What is your favourite place to eat in the city?
Peshawar is famous for its chapli kebab, and the best are found at the family-owned Bakhshu Pul restaurant on the outskirts of the city. They still use the traditional method of cooking the kebabs (made with their famous secret recipe) on a wood fire. Nothing comes close to the joys of eating a well-cooked chapli kebab with fresh naan and salad on a cold winter night.
Then there is Sardaryab, a local picnic spot on the banks of the Kabul River. The fish caught and freshly prepared here is worth a visit.
The Karkhano Market, which sells everything from electronics to clothing, toys, watches, cigars, video games, carpets and dry fruit has some of the best green tea in the city, offered by the shopkeepers themselves if you care to strike up a friendly conversation.
Peshawar has a rich and distinct culture and is known for its art, music, food etc. How important do you feel it is to nurture talent, especially amongst the younger generation, in these areas? What steps can be taken in this regard?
Culture, heritage, and modernization should go hand in hand. The world is becoming a smaller place thanks to globalization, and one should embrace the exposure while maintaining one’s own distinctiveness.
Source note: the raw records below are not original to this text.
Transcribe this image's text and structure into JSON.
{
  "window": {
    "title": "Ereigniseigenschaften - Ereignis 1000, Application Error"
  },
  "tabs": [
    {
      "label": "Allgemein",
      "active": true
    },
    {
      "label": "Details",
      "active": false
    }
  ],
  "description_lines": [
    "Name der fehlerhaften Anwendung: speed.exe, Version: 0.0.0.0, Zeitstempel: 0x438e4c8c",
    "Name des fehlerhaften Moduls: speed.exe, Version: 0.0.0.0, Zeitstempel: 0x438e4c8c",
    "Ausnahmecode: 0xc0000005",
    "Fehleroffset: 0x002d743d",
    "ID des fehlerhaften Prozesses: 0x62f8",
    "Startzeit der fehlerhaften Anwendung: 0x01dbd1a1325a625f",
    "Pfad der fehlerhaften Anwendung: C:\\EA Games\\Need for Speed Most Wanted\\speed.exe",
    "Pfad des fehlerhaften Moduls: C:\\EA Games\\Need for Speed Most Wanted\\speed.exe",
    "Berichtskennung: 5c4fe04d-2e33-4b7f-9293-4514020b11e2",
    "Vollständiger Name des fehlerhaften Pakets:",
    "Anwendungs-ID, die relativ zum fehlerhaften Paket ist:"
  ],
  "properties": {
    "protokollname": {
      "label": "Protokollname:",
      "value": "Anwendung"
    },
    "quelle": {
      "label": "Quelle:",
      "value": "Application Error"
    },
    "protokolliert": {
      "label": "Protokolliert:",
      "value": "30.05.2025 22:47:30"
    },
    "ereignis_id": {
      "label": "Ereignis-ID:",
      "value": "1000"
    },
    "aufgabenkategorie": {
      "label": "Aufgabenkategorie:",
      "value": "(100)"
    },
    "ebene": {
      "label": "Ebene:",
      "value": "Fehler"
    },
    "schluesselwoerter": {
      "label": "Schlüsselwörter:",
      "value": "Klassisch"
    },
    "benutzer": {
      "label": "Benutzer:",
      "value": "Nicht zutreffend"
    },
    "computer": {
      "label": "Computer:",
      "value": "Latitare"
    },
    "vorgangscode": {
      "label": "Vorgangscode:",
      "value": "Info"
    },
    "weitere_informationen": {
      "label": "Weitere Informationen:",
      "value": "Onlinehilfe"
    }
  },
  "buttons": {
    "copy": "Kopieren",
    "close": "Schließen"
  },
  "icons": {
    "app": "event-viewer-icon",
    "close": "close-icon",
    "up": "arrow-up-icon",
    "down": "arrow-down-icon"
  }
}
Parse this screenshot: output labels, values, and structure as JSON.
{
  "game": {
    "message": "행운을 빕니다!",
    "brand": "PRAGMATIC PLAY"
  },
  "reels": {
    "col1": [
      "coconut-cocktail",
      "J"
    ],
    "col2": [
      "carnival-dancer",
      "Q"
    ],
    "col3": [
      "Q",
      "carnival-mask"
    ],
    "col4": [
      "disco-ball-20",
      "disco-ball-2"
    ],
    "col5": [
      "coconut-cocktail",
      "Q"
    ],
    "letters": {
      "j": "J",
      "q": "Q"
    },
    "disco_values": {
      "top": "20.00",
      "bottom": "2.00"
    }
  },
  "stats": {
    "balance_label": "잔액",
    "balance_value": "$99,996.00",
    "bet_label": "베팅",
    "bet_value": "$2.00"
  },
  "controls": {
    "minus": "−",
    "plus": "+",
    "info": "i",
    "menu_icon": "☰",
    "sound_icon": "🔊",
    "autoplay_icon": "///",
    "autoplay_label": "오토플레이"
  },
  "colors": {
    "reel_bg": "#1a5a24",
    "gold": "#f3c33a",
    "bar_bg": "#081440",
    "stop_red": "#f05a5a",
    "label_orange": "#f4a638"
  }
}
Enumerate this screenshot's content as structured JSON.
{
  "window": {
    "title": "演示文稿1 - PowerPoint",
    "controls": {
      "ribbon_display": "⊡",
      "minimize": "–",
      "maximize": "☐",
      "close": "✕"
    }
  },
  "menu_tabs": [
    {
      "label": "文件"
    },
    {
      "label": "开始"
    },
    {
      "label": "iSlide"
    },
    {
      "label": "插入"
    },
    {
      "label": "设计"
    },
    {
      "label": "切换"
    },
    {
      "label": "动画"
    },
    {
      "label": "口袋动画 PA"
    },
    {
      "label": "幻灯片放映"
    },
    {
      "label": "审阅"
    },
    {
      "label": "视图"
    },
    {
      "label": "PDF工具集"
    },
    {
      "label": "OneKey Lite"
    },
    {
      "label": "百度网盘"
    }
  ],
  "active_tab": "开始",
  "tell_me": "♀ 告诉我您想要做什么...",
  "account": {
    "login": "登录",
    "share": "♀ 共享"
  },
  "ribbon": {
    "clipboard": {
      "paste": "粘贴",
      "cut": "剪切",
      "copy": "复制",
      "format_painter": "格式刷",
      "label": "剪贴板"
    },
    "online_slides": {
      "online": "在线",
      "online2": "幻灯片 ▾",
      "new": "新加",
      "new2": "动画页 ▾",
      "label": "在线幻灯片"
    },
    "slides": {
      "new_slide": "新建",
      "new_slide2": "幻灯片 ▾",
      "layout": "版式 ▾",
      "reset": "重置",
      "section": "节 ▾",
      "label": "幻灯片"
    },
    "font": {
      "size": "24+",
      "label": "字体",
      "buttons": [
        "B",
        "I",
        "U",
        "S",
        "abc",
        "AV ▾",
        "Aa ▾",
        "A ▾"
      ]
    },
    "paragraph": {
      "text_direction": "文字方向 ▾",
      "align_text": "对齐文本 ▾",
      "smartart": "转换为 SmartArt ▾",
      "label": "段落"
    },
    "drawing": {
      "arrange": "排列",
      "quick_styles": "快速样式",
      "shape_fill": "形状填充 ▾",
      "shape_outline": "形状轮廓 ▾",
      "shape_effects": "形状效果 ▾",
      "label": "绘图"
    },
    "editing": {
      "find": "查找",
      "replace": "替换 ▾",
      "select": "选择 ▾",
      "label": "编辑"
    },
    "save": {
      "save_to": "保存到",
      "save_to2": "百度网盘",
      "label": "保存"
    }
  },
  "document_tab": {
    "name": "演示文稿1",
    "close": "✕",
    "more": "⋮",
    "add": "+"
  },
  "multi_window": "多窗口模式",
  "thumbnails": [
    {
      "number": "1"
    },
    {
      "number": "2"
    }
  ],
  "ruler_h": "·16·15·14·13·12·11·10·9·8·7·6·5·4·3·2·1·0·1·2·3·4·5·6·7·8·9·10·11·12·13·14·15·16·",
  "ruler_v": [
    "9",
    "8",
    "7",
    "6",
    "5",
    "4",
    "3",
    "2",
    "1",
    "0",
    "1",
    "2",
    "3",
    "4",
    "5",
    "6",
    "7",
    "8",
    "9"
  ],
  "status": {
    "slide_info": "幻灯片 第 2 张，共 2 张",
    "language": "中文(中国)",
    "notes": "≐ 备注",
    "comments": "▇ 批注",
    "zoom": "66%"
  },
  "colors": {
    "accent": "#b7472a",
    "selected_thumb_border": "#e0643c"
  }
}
Whether through our educational institutions, the government’s on-going projects as well as the private sector contributing towards community-led initiatives, we need to encourage the younger generation to be confident, to follow their dreams in whatever field they may wish to do so. We need to give them direction and offer them opportunities, outside of their comfort zones and surroundings, to be able to polish their skills and enable and empower them to compete with the rest of the world.